I began practicing yoga and meditation in 2002 and have been teaching for over a decade. The call to teach yoga was just that: a calling that continues to be a joy and inspire me. Upon completing teacher training at the Kripalu Center for Yoga and Health, I taught in the San Francisco Bay Area, in New Mexico, and around Massachusetts where I currently live with my daughter and family. Here's an article published in Voyager Magazine about my journey. 

I have a private practice in Belmont & Northampton, MA. where I see clients individually and as an associate with Leading Minds Executive Coaching and psychiatrist Dr. David Brendel. I've had the pleasure of witnessing the profound results that come from personalized mindfulness, Ayurveda and yoga practices as clients reach their professional and personal goals.  

I am a graduate of the Ayurvedic Institute where I studied with esteemed Ayurvedic physicians Dr. Vasant Lad, Dr. Claudia Welch, and Dr. Robert Svoboda. With over 1,000 hours of training in Ayurveda, I offer consultations, workshops, and infuse my yoga classes with the principles of Ayurveda .

Bodywork is an important component of healthcare, and treatments are traditionally recommended in Ayurvedic protocol. I completed 400 hours of massage therapy training at The World School for Massage and Holistic Healing Arts in San Francisco and I integrate bodywork into private sessions when appropriate.

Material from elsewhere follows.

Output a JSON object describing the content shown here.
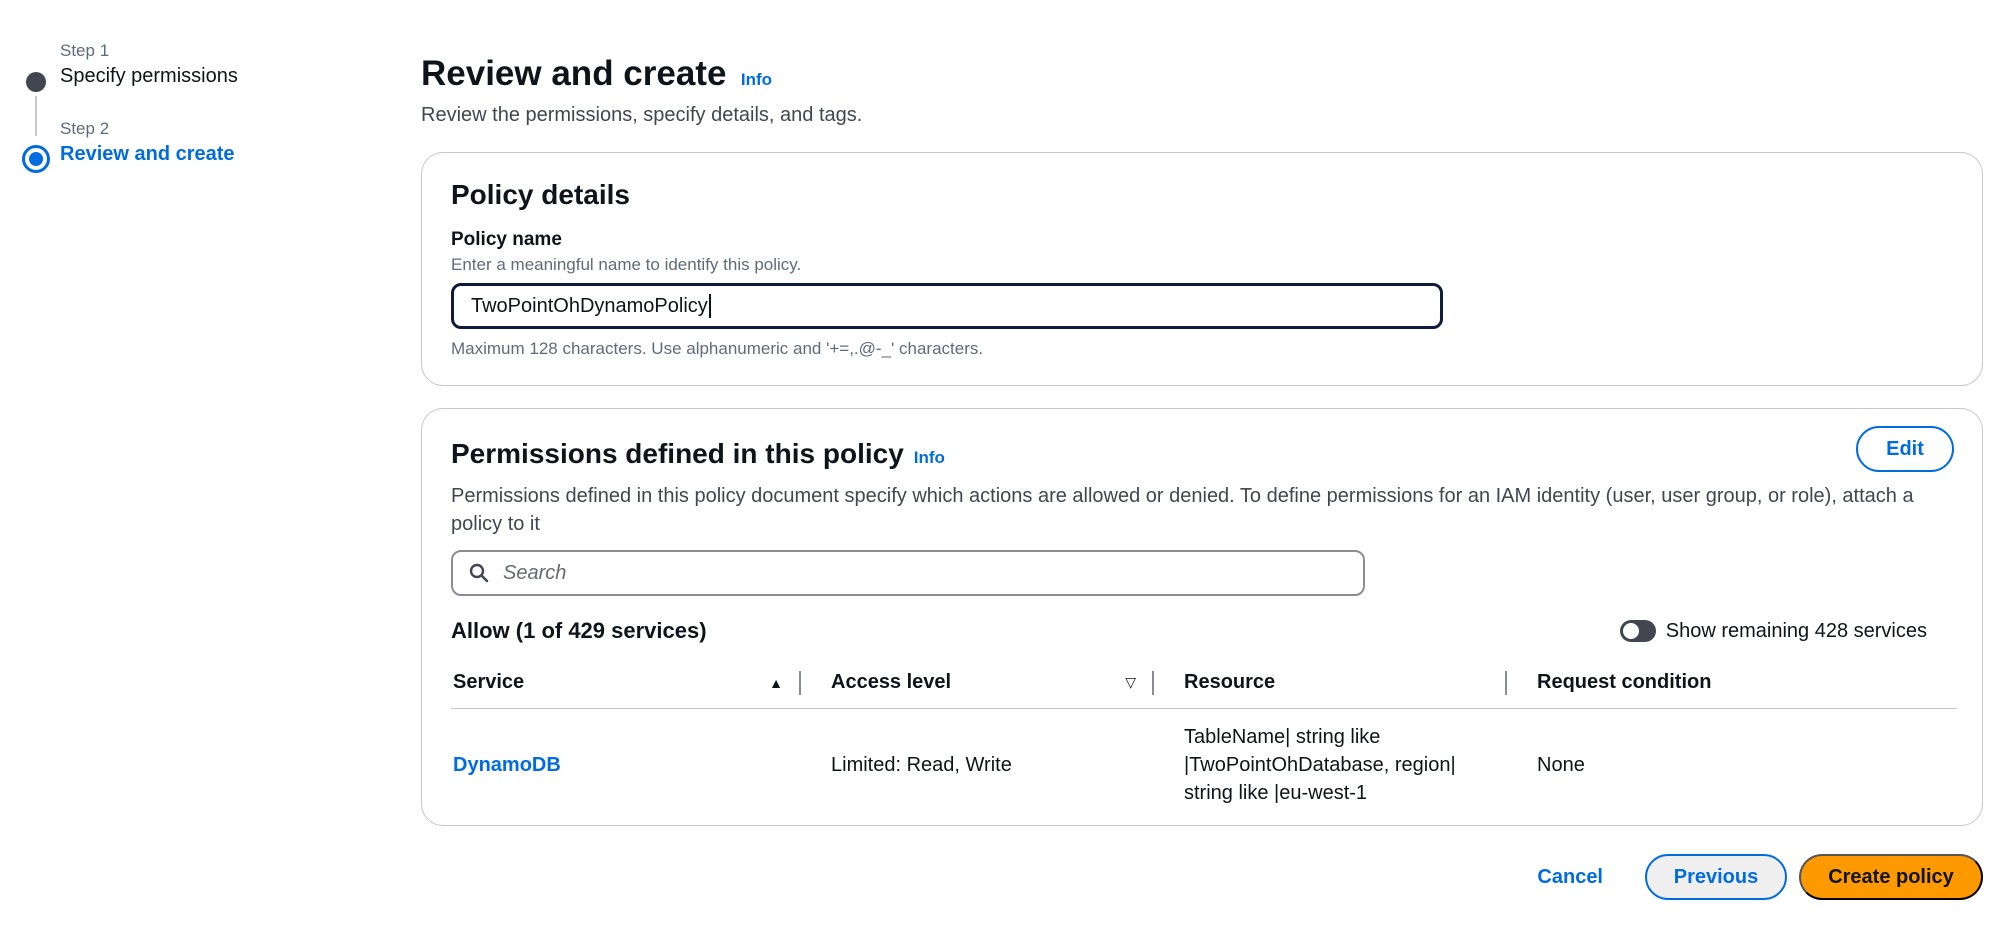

I also worked as a mental health counselor in a Boston-area psychiatric hospital for four years. My approach to mental health is informed by both the western psychoanalytical model and by Ayurvedic psychology.  As we gain insight and let go of judgement toward ourselves and others, an organic baseline of compassion is unveiled. I have found that compassion coupled with mindfulness makes it possible to navigate the changing stream of thoughts, emotions and life's unpredictable circumstances with an inner calm and ease of well-being.